St. Johns Law Group attorney Doug Burnett, representing Peter Sleiman Development Group, gets new commercial project approved.

County commissioners give green light to Moultrie Bluff complex

St. Augustine Record

Citing a significant reduction in the size and intensity of the development, the St. Johns County Commission Tuesday approved an amended master plan for the Moultrie Bluff commercial plaza on U.S. 1 South.

Commissioners voted 4-1 (with Jeb Smith dissenting) in favor of a modification to the 10-acre Planned Unit Development. The project calls for 25,384 square feet of retail space in a one-story complex with two access points: a main entrance on U.S. 1 South and a service entrance at the property’s western boundary.

Neighbors — many from the adjacent Moultrie Trails residential community — have opposed the proposal, saying the additional noise, light and traffic will change the character of their neighborhood and affect property values.

Commissioners voted in June to send the plan back to the applicant for more revision after the Planning and Zoning Agency recommended denial of the changes made at that point. The PZA reconsidered the latest site plan Sept. 19, recommending approval with a 3-1 vote.

Under a separate application, property owner Peter Sleiman Development Group is also proposing 15 residential lots that would abut the shopping center to the south.

The parcel is located just north of Wildwood Drive and across from the existing commercial plaza on U.S. 1 South that includes Dick’s Wings and Romano’s, an area that is already heavily congested.

“I feel like there are going to be many accidents,” one Moultrie Trails resident said during the public comment period.

The Department of Transportation will have to consider any road modifications to increase safety at the juncture.

St. Johns Law Group attorney Doug Burnett, representing the applicant, presented an overview of the most recent changes, decreasing the footprint by about 7,000 square feet, reducing the building height, increasing setbacks, adding more buffers and the removal of a retention pond from the plans.

“Quite frankly, we didn’t have everything worked out the way we should have the last time [in June],” Burnett said.

It also sets down more specific limitations to uses, such as the hours of a restaurant with outdoor seating. Developers are suggesting a closing time of 10 p.m. Sunday through Thursday and 11 p.m. Friday and Saturday.

Businesses such as a stand-alone bar, drive-through restaurant, gas station or movie theater would not be permitted.

But one Moultrie Trails resident questioned the need for the plaza at all, saying: “What is going to be in this shopping center that we cannot live without?”

Commissioner Henry Dean pointed out that the PUD had been approved in 2009, allowing for commercial use at the site, so there was no use in debating that but instead the scale and scope of the project. Dean said he approved of revisions to the project.

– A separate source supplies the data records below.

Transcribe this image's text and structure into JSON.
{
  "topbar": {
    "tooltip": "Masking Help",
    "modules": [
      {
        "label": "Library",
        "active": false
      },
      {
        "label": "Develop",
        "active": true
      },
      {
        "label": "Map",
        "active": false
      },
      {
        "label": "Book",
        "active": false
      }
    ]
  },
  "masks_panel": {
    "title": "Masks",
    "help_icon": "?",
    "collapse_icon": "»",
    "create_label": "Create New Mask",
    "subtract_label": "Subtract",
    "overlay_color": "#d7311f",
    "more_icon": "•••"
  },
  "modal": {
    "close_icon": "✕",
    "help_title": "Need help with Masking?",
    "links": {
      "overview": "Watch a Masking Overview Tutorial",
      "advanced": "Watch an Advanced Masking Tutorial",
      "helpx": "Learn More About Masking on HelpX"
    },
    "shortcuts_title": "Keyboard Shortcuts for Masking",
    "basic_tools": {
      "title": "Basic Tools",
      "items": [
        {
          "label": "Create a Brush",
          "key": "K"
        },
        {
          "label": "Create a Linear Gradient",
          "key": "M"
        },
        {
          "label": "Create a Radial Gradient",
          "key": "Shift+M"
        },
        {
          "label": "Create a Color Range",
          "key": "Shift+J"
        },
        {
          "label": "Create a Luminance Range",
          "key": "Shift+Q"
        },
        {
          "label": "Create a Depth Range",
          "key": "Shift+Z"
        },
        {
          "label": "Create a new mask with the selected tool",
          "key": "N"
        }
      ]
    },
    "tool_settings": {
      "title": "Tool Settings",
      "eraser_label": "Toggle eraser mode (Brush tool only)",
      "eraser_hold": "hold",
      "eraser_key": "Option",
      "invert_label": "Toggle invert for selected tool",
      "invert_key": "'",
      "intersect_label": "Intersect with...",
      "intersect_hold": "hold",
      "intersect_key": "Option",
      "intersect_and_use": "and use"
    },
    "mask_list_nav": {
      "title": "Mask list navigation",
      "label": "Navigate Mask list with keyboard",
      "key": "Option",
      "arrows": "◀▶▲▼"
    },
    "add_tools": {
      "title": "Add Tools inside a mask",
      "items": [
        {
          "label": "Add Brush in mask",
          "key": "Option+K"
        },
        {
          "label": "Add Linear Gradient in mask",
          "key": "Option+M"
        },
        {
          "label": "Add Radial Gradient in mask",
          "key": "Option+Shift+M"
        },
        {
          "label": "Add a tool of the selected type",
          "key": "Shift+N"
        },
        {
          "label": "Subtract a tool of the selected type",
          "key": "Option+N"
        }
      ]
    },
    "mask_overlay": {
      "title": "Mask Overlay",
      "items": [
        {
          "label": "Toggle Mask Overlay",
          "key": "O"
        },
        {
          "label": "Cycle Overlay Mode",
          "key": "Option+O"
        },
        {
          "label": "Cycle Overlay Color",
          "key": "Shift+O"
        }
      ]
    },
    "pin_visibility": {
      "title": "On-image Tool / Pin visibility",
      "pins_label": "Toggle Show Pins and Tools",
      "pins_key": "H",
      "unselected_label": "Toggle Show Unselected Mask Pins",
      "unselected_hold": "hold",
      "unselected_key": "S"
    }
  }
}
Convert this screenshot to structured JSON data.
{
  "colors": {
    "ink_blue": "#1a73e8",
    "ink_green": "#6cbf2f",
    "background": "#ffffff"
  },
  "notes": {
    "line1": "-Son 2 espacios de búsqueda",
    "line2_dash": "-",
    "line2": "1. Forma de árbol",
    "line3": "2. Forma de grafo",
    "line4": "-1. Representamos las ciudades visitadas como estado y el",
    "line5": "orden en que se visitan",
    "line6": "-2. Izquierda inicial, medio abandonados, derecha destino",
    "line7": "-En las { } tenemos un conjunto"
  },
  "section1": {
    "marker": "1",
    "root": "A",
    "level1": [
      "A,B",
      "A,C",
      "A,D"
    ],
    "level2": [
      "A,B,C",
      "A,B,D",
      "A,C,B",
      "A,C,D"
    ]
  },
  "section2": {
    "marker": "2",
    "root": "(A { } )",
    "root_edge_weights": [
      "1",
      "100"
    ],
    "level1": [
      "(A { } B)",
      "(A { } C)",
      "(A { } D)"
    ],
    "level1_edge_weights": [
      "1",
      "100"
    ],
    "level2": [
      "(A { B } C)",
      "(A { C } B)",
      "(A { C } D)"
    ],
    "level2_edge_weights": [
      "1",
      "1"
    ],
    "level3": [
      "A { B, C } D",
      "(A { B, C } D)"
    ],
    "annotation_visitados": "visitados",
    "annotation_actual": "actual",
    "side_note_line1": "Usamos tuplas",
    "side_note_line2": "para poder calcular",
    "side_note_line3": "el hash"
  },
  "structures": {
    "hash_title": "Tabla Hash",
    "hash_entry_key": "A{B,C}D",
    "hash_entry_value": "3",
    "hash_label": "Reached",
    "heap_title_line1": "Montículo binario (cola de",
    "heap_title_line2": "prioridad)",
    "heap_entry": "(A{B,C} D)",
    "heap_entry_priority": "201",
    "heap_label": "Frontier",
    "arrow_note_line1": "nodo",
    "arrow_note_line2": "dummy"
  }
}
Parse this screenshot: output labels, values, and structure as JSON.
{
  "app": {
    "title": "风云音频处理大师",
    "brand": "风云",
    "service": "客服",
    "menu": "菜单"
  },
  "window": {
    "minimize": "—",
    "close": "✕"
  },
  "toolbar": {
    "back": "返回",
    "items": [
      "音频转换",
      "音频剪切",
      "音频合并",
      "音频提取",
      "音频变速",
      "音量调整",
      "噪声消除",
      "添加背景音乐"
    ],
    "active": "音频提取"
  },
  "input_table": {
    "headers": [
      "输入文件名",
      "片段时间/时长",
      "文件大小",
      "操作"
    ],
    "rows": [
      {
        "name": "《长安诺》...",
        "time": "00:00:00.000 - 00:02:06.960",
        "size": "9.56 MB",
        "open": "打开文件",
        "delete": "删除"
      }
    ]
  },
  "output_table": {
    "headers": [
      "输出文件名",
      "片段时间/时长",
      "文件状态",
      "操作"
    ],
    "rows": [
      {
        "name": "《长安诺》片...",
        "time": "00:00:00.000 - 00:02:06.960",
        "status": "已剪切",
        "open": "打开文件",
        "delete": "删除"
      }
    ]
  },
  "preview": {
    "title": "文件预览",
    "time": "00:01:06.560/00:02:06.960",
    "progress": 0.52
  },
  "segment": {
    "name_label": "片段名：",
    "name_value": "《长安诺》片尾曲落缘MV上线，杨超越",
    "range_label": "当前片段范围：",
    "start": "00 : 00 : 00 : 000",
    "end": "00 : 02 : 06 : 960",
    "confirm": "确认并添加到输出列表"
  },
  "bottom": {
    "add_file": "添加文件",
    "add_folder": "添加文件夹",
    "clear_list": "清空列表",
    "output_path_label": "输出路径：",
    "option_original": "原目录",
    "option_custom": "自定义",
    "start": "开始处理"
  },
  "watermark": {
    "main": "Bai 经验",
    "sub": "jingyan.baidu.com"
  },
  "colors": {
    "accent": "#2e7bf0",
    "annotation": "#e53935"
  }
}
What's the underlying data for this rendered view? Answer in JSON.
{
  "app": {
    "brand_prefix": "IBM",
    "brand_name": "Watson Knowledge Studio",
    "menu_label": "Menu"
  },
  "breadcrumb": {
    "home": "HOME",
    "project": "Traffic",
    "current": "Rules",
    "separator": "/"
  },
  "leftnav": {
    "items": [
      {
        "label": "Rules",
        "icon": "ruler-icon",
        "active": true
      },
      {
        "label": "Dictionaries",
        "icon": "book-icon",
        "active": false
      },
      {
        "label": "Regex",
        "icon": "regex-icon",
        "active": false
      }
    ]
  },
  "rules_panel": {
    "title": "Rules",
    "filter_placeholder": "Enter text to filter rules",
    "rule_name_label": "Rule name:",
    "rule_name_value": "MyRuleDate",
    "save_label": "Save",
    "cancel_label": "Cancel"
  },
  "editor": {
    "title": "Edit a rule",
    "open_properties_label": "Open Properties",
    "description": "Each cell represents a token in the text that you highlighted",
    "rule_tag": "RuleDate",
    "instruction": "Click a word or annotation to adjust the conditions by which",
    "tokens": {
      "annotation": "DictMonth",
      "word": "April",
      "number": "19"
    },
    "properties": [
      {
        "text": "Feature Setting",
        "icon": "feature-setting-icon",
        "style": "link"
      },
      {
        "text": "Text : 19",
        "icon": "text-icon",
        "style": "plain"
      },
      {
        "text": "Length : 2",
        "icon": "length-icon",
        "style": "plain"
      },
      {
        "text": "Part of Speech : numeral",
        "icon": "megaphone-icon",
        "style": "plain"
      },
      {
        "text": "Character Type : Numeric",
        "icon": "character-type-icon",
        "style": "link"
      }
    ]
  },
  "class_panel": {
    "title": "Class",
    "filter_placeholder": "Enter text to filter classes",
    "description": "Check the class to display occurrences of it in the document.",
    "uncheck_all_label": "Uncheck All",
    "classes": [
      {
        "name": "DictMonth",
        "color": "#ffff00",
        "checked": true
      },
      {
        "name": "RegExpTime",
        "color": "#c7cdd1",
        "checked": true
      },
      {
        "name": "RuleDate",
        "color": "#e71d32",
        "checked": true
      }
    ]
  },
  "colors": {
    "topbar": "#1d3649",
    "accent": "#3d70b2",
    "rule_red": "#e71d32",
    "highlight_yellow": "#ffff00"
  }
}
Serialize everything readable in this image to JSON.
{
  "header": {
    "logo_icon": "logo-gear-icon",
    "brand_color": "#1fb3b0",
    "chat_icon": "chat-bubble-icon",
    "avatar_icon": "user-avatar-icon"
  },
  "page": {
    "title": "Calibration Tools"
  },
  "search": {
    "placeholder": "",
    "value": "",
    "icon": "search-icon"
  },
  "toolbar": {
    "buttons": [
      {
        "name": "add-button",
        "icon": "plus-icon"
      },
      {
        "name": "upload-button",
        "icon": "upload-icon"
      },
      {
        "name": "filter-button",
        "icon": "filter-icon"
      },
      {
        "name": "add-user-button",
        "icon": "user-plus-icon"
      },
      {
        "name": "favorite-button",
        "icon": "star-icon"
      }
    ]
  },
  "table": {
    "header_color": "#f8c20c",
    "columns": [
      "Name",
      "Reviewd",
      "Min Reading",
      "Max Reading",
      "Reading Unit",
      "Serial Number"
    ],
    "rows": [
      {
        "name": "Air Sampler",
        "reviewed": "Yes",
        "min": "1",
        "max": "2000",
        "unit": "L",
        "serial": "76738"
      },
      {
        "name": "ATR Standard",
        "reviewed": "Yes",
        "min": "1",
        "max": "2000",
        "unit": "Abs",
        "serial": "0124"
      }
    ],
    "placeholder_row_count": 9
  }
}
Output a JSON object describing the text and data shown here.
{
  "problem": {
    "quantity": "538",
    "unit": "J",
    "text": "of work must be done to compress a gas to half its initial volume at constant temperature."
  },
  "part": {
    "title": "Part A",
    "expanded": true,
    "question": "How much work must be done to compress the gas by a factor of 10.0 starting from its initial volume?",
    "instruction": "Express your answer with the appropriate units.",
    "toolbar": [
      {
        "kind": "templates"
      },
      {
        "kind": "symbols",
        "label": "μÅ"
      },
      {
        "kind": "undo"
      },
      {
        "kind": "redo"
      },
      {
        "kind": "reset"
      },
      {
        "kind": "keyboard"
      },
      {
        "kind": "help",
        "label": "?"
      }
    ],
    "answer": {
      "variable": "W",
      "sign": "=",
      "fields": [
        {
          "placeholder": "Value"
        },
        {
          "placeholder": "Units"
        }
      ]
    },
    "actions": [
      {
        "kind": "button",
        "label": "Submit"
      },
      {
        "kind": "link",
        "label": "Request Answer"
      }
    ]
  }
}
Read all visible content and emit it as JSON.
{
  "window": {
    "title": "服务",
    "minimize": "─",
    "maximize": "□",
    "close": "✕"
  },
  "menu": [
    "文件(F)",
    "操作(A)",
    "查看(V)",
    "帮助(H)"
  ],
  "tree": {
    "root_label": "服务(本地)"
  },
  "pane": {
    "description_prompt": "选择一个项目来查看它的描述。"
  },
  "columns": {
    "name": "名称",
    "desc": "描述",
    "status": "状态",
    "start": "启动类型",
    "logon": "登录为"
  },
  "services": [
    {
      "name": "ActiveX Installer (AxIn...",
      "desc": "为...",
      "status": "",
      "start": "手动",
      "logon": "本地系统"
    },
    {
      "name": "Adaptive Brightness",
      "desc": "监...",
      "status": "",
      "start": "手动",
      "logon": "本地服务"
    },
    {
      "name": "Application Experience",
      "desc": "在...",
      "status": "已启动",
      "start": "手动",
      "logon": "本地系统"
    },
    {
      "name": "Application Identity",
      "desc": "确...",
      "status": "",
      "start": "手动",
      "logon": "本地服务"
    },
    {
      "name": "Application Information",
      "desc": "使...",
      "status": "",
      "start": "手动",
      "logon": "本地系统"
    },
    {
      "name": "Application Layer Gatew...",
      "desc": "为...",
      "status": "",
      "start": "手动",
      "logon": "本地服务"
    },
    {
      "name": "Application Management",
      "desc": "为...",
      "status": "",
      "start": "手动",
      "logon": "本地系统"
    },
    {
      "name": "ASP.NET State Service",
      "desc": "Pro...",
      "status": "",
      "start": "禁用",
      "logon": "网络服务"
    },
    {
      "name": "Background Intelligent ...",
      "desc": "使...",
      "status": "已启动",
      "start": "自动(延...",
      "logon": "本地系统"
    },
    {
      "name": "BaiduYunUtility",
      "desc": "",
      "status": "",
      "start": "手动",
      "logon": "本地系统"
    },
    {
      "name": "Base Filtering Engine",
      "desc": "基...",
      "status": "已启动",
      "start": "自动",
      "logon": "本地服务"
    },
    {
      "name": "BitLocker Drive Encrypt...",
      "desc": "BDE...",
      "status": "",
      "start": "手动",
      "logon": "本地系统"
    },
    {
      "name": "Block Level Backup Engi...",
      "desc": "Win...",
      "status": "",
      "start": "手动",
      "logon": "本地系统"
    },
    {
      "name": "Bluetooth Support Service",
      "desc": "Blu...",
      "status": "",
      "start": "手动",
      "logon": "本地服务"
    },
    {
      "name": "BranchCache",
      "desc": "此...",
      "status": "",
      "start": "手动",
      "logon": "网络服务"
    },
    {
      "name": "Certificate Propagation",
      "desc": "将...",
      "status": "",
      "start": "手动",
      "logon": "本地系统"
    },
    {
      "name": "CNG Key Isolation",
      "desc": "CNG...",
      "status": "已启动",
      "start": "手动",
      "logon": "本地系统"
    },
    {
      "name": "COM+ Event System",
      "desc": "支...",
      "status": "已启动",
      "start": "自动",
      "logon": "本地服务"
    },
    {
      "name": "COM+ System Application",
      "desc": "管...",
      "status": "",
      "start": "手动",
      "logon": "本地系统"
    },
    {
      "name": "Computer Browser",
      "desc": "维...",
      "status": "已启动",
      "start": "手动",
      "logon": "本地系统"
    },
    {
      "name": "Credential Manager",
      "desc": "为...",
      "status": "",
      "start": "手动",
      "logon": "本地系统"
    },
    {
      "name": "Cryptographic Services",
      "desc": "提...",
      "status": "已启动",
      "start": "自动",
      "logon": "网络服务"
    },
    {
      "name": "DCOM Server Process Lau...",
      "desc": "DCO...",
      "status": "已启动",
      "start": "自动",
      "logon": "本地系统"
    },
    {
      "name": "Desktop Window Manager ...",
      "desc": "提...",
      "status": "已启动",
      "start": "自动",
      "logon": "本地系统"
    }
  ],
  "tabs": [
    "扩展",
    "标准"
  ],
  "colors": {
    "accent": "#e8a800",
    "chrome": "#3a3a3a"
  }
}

But Commissioner Jeb Smith disagreed, saying that the plan represented a “reduction in footprint but not necessarily intensity.”